One-third of coast still off-limits to walkers

Much of England’s coastline remains off-limits to the general public, reveal maps published by the government’s landscape agency.

Findings of a coastal access audit illustrating the “stop-go” nature of access around England’s coast, were unveiled by Natural England today (31 July).

They show that up to 1000 miles of coastline will be opened to the public if the Marine and Coastal Access Bill is passed.

The maps were published as the agency prepares to create a 2500-mile “corridor” of public access around the coastline by linking together rights of way.

Only about 66% of the coast is publicly accessible – much of it fragmented by land with no access.

Even national trails like the South West Coast Path are unable to secure public access to the coastline all year round.

Coastal access will take the form of a strip of land, rather than a linear route, so people can stop for picnics or other leisure activities along the way.

But progress towards implementation is further advanced in some places than others.

The Natural England maps show huge differences between regions in their provision of public access to the coast.

Chief executive Helen Phillips said the lack of access to nearly 1000 miles of coast was a sobering reminder of how much was at stake.

“There are significant challenges ahead, but for millions of people, the Bill presents a unique opportunity to transform their enjoyment of England’s countryside.”

The Country Land and Business Association said today that an audit by Natural England which aims to map a round-England coastal path ignored the need to improve existing access.

But landowners voiced concern about the maps, claiming private property owners and businesses could be adversely affected by the planned coastal route.

Henry Aubrey-Fletcher, CLA president, said: “We have had serious reservations about the proposed path since the idea was first mooted

The Natural England report had ignored the significant amount of access coastal landowners provide on a voluntary basis, said Sir Henry.

“There are often good reasons why public access is not possible, for instance the presence of military bases or ports or overriding nature conservation concerns.”

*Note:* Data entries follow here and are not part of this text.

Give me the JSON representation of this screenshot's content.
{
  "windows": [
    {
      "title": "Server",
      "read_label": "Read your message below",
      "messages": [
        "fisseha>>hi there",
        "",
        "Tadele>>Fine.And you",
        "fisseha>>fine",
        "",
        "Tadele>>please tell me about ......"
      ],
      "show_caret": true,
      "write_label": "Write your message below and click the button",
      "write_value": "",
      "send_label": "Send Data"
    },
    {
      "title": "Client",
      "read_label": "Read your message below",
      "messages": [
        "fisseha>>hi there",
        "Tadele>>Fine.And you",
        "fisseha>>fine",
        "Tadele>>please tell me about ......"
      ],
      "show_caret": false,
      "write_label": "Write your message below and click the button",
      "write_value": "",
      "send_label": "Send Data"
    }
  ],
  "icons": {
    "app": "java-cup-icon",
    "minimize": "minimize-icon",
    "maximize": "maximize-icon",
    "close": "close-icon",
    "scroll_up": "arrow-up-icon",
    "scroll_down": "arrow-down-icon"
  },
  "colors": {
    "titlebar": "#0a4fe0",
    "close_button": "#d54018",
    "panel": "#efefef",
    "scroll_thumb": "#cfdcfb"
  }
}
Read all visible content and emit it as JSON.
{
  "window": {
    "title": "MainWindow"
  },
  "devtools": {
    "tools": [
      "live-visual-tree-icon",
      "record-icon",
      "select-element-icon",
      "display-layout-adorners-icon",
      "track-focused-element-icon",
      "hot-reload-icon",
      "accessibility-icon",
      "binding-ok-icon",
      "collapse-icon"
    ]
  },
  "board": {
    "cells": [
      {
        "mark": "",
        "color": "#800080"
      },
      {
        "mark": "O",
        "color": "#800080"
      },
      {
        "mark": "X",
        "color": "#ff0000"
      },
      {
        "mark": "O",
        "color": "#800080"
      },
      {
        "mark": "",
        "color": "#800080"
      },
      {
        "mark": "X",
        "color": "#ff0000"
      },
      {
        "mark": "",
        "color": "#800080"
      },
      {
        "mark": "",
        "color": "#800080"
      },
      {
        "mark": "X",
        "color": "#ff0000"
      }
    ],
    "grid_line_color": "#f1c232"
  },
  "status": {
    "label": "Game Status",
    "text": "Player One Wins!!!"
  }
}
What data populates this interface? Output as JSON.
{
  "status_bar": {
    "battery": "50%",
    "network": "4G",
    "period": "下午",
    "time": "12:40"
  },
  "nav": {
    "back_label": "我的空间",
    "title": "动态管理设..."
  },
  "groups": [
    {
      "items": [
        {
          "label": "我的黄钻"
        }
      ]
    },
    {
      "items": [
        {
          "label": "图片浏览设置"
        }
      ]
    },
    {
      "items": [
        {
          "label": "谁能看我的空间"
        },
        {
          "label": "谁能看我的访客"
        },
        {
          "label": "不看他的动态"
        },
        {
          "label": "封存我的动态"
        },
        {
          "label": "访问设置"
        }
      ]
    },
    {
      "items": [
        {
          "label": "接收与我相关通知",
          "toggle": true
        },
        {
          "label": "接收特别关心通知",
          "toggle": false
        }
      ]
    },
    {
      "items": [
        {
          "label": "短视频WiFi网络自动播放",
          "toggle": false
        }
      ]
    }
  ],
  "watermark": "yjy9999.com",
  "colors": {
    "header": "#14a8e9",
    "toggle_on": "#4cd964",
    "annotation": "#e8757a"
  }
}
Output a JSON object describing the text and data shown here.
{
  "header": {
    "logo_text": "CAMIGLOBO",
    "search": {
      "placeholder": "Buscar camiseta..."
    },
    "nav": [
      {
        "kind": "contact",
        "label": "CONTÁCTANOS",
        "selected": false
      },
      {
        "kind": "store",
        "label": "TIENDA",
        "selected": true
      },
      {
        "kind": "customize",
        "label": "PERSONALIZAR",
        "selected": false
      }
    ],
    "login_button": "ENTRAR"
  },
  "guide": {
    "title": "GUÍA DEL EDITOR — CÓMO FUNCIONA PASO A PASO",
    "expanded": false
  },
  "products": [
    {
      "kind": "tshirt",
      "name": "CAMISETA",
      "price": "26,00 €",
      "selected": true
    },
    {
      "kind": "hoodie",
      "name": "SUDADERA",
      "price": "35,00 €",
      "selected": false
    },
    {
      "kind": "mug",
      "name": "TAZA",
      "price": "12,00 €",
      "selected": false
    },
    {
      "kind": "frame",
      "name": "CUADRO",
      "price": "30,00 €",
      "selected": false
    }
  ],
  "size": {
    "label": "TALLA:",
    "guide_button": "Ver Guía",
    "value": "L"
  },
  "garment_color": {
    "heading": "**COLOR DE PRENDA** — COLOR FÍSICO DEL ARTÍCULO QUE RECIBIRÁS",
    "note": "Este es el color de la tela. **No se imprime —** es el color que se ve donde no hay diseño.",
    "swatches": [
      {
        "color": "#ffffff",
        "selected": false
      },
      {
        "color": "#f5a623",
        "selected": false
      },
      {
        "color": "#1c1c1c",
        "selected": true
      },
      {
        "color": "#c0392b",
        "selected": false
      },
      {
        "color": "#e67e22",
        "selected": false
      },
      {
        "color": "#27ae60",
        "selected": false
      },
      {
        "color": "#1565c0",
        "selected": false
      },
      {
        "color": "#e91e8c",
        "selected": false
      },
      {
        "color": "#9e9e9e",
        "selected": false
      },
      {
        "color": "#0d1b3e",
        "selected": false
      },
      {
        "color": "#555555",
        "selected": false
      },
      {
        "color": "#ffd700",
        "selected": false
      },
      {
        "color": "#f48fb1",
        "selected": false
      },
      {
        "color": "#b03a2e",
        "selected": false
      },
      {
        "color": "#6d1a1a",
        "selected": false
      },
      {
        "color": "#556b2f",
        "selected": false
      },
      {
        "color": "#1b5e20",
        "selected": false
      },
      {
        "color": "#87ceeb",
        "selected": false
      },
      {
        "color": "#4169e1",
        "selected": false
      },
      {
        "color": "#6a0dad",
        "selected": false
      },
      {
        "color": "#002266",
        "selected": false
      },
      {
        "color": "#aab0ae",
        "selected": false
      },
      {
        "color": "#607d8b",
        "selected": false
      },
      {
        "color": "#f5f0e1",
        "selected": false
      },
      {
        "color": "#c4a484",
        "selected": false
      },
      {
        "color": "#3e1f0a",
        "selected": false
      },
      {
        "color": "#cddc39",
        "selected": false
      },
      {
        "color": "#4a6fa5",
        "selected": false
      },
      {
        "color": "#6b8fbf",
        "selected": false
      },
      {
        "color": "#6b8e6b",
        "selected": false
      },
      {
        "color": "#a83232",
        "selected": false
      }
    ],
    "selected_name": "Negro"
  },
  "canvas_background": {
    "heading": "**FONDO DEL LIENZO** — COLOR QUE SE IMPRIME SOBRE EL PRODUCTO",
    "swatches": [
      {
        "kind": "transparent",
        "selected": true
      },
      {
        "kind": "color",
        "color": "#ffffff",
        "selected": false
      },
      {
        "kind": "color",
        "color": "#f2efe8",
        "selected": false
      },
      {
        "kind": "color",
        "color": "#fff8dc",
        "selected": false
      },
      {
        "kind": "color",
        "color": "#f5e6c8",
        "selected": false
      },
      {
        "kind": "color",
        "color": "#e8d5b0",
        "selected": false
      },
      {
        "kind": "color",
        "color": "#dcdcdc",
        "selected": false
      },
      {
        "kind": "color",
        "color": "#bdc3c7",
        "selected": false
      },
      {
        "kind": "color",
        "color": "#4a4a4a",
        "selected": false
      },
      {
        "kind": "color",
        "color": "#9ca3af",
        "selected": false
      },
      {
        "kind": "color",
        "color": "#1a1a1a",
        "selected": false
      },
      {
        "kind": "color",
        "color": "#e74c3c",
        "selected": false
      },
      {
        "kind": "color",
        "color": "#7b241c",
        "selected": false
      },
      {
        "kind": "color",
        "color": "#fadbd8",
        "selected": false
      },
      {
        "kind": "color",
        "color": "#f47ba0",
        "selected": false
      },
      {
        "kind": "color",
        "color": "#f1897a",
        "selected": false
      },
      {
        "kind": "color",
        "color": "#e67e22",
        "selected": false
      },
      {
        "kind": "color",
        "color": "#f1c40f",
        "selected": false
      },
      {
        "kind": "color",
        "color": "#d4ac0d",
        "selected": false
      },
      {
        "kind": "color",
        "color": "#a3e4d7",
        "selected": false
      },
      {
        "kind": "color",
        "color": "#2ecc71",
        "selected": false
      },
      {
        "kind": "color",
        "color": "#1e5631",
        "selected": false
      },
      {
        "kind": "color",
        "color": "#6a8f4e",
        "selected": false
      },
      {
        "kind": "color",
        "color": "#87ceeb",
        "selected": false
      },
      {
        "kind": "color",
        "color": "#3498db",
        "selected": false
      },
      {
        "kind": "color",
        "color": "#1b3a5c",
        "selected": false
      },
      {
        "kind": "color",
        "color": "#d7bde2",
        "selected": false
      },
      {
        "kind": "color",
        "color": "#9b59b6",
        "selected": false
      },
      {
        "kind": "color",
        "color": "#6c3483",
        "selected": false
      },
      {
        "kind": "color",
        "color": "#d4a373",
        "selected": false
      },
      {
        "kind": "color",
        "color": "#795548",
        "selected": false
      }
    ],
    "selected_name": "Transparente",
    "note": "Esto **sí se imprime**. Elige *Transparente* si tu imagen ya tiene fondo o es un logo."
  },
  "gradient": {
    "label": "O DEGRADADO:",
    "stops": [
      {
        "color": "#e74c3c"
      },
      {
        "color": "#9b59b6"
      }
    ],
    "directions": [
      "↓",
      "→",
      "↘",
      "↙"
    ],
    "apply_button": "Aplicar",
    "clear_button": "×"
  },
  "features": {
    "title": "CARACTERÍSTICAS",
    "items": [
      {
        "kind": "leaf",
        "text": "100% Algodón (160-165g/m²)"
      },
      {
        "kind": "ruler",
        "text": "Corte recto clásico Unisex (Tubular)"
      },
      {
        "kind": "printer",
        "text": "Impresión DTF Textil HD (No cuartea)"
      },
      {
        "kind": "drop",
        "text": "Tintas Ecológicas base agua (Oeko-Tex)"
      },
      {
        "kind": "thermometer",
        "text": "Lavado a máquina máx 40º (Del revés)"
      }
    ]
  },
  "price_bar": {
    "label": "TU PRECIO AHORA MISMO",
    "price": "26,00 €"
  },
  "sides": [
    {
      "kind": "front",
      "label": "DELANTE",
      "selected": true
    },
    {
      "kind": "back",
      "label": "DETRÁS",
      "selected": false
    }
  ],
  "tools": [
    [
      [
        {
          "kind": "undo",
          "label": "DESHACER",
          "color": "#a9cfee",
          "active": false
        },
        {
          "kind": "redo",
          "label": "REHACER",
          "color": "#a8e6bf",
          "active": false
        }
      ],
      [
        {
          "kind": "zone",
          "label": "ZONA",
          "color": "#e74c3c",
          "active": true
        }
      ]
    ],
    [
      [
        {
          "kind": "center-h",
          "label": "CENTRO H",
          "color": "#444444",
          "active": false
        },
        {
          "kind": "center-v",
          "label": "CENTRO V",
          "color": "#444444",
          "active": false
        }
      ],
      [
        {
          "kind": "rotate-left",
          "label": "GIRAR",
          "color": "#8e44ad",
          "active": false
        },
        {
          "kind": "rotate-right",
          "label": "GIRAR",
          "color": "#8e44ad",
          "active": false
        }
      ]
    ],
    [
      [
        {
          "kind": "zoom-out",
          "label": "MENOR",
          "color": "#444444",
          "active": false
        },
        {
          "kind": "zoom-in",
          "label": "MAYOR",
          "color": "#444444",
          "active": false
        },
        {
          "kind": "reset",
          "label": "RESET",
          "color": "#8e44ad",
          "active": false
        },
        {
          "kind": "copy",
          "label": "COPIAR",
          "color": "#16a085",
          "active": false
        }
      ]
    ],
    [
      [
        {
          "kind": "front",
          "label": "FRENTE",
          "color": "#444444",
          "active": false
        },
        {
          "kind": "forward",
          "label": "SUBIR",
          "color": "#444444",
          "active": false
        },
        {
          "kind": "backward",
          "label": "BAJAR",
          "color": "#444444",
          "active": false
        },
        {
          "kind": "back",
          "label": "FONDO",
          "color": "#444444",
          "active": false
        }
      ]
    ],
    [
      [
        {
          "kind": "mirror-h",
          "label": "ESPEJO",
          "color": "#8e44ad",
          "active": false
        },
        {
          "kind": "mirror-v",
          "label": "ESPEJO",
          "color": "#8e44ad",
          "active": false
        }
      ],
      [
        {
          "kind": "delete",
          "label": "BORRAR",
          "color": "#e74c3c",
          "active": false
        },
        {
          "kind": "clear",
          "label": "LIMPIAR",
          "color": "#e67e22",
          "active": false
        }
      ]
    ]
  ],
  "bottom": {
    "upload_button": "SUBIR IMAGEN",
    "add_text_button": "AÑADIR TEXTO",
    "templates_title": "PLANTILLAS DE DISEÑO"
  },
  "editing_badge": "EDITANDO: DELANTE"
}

The government should improve the quality of existing access by providing car parks and toilets, rather than try to secure access to the entire English coastline, he said.